A German chat platform, knuddles.de had a breach in which 330,000 e-mail addresses (in German) and their account passwords were stolen by hackers. The passwords were in plain text (no hashing or encrypting was applied). It was the screw-up with the password that caused the fine. They hadn’t applied appropriate technical or organisational controls to protect the data.
The regulatory authority acknowledged that Knuddles were very proactive in reporting the breach and the subsequent follow up. They have implemented stronger security controls in a very short time. In consultation with the regulator they have more measures coming in due course.
The regulator also looked at the financial strength of the company in determining the fine, not wanting to place the business under any financial burden. So the fine was proportionate. I would hate to think what might have been the case if they hadn’t cooperated.
To avoid GDPR fines, budget now to prepare early in 2019
If your business hasn’t put in place any policies or procedures to address the requirements of the GDPR, you should look at addressing this soon. Most annual budgets will have been exhausted by now, so put in place a sensible sum for GDPR preparation work, early next year.
- If you haven’t attended a GDPR awareness event, then seek one out or give us a call on 087-436-2675.
- We are now offering Practical GDPR Training, which can give you virtually everything you need to be as compliant as possible. Being “100% GDPR compliant” is not something that can be stated presently, as there is no certification available to support such a declaration.

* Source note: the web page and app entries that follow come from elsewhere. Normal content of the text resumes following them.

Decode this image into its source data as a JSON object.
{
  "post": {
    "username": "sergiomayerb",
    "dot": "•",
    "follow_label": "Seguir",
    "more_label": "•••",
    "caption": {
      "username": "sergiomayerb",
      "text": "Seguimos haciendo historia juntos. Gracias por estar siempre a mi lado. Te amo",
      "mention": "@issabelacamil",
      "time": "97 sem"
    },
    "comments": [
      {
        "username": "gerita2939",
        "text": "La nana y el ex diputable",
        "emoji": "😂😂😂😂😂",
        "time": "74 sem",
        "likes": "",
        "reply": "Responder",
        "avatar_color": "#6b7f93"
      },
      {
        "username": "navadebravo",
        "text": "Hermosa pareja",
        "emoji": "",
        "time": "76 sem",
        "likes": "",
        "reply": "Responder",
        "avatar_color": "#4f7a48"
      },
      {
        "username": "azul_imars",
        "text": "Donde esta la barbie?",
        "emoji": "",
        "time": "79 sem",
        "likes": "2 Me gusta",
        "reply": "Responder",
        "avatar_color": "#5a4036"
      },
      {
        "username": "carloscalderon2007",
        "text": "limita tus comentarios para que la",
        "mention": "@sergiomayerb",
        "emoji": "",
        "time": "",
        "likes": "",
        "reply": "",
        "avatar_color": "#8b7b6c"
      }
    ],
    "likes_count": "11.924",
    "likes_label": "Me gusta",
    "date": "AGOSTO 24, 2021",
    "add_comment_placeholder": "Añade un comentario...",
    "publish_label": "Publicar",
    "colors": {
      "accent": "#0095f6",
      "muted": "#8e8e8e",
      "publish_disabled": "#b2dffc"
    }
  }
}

- Or if you prefer to keep making money for your business and not be distracted, then we can do the work for you. Send us an e-mail to info@L2CyberSecurity.com and we’ll get in touch.